▶ **AIM OF THE TASK**
Please give back the listing exactly, without any of its pictures.

+ + + + + + +

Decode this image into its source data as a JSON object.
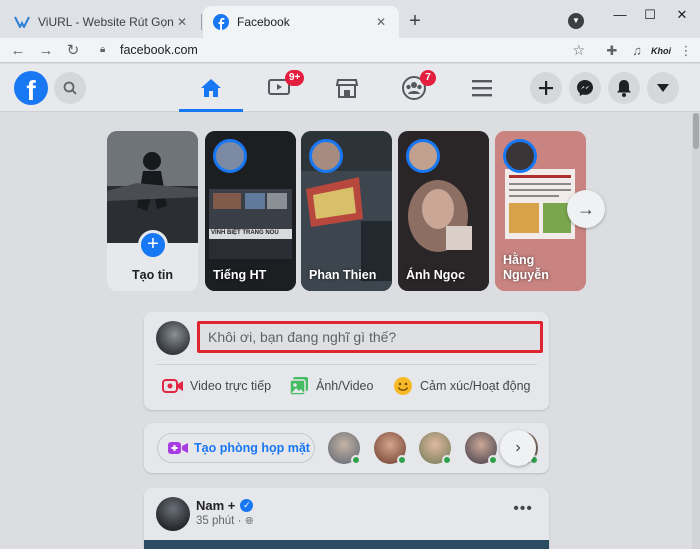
{
  "browser": {
    "tabs": [
      {
        "title": "ViURL - Website Rút Gọn Link Miễn Phí",
        "active": false
      },
      {
        "title": "Facebook",
        "active": true
      }
    ],
    "new_tab_label": "+",
    "address": "facebook.com",
    "extension_user_label": "Khoi"
  },
  "facebook": {
    "nav_badges": {
      "watch": "9+",
      "groups": "7"
    },
    "stories": {
      "create_label": "Tạo tin",
      "items": [
        {
          "name": "Tiếng HT"
        },
        {
          "name": "Phan Thien"
        },
        {
          "name": "Ánh Ngọc"
        },
        {
          "name": "Hằng Nguyễn"
        }
      ],
      "story_thumb_text": "VĨNH BIỆT TRĂNG NOU"
    },
    "composer": {
      "placeholder": "Khôi ơi, bạn đang nghĩ gì thế?",
      "actions": [
        {
          "label": "Video trực tiếp"
        },
        {
          "label": "Ảnh/Video"
        },
        {
          "label": "Cảm xúc/Hoạt động"
        }
      ]
    },
    "rooms": {
      "create_label": "Tạo phòng họp mặt"
    },
    "post": {
      "author": "Nam +",
      "time": "35 phút ·"
    }
  },
  "colors": {
    "fb_blue": "#1877f2",
    "highlight_red": "#e0242f",
    "badge_red": "#e41e3f",
    "online_green": "#31a24c"
  }
}
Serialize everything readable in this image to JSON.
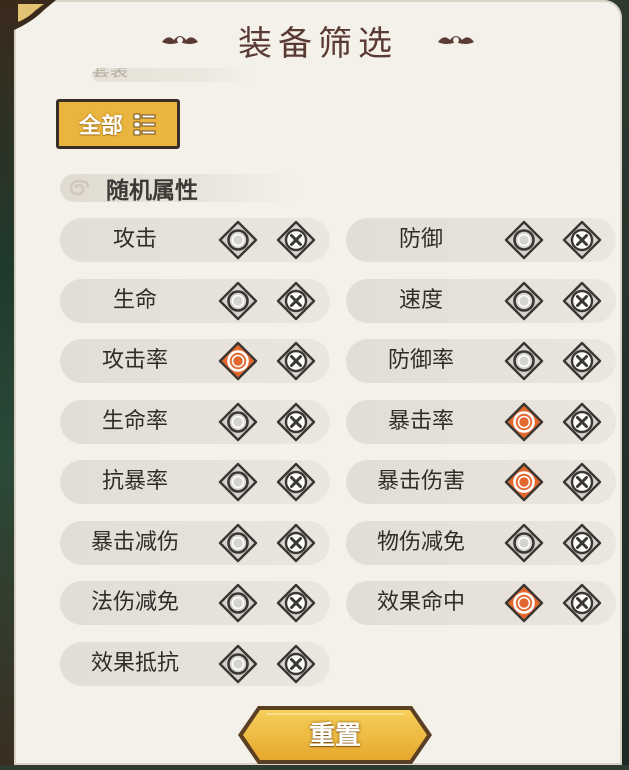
{
  "header": {
    "title": "装备筛选"
  },
  "hidden_section": {
    "label": "套装"
  },
  "filter_all": {
    "label": "全部"
  },
  "random_attributes": {
    "title": "随机属性",
    "items": [
      {
        "label": "攻击",
        "selected": false
      },
      {
        "label": "防御",
        "selected": false
      },
      {
        "label": "生命",
        "selected": false
      },
      {
        "label": "速度",
        "selected": false
      },
      {
        "label": "攻击率",
        "selected": true
      },
      {
        "label": "防御率",
        "selected": false
      },
      {
        "label": "生命率",
        "selected": false
      },
      {
        "label": "暴击率",
        "selected": true
      },
      {
        "label": "抗暴率",
        "selected": false
      },
      {
        "label": "暴击伤害",
        "selected": true
      },
      {
        "label": "暴击减伤",
        "selected": false
      },
      {
        "label": "物伤减免",
        "selected": false
      },
      {
        "label": "法伤减免",
        "selected": false
      },
      {
        "label": "效果命中",
        "selected": true
      },
      {
        "label": "效果抵抗",
        "selected": false
      }
    ]
  },
  "footer": {
    "reset_label": "重置"
  },
  "colors": {
    "panel_bg": "#f4f1ea",
    "selected_orange": "#e3682f",
    "unselected_gray": "#d6d4d0",
    "button_gold": "#e9b53e",
    "title_brown": "#5a3b34"
  }
}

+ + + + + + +

▶ **TASK OUTPUT**
Decode this image into its source data as a JSON object.
{
  "browser": {
    "tabs": [
      {
        "title": "ViURL - Website Rút Gọn Link Miễn Phí",
        "active": false
      },
      {
        "title": "Facebook",
        "active": true
      }
    ],
    "new_tab_label": "+",
    "address": "facebook.com",
    "extension_user_label": "Khoi"
  },
  "facebook": {
    "nav_badges": {
      "watch": "9+",
      "groups": "7"
    },
    "stories": {
      "create_label": "Tạo tin",
      "items": [
        {
          "name": "Tiếng HT"
        },
        {
          "name": "Phan Thien"
        },
        {
          "name": "Ánh Ngọc"
        },
        {
          "name": "Hằng Nguyễn"
        }
      ],
      "story_thumb_text": "VĨNH BIỆT TRĂNG NOU"
    },
    "composer": {
      "placeholder": "Khôi ơi, bạn đang nghĩ gì thế?",
      "actions": [
        {
          "label": "Video trực tiếp"
        },
        {
          "label": "Ảnh/Video"
        },
        {
          "label": "Cảm xúc/Hoạt động"
        }
      ]
    },
    "rooms": {
      "create_label": "Tạo phòng họp mặt"
    },
    "post": {
      "author": "Nam +",
      "time": "35 phút ·"
    }
  },
  "colors": {
    "fb_blue": "#1877f2",
    "highlight_red": "#e0242f",
    "badge_red": "#e41e3f",
    "online_green": "#31a24c"
  }
}
Serialize everything readable in this image to JSON.
{
  "header": {
    "title": "装备筛选"
  },
  "hidden_section": {
    "label": "套装"
  },
  "filter_all": {
    "label": "全部"
  },
  "random_attributes": {
    "title": "随机属性",
    "items": [
      {
        "label": "攻击",
        "selected": false
      },
      {
        "label": "防御",
        "selected": false
      },
      {
        "label": "生命",
        "selected": false
      },
      {
        "label": "速度",
        "selected": false
      },
      {
        "label": "攻击率",
        "selected": true
      },
      {
        "label": "防御率",
        "selected": false
      },
      {
        "label": "生命率",
        "selected": false
      },
      {
        "label": "暴击率",
        "selected": true
      },
      {
        "label": "抗暴率",
        "selected": false
      },
      {
        "label": "暴击伤害",
        "selected": true
      },
      {
        "label": "暴击减伤",
        "selected": false
      },
      {
        "label": "物伤减免",
        "selected": false
      },
      {
        "label": "法伤减免",
        "selected": false
      },
      {
        "label": "效果命中",
        "selected": true
      },
      {
        "label": "效果抵抗",
        "selected": false
      }
    ]
  },
  "footer": {
    "reset_label": "重置"
  },
  "colors": {
    "panel_bg": "#f4f1ea",
    "selected_orange": "#e3682f",
    "unselected_gray": "#d6d4d0",
    "button_gold": "#e9b53e",
    "title_brown": "#5a3b34"
  }
}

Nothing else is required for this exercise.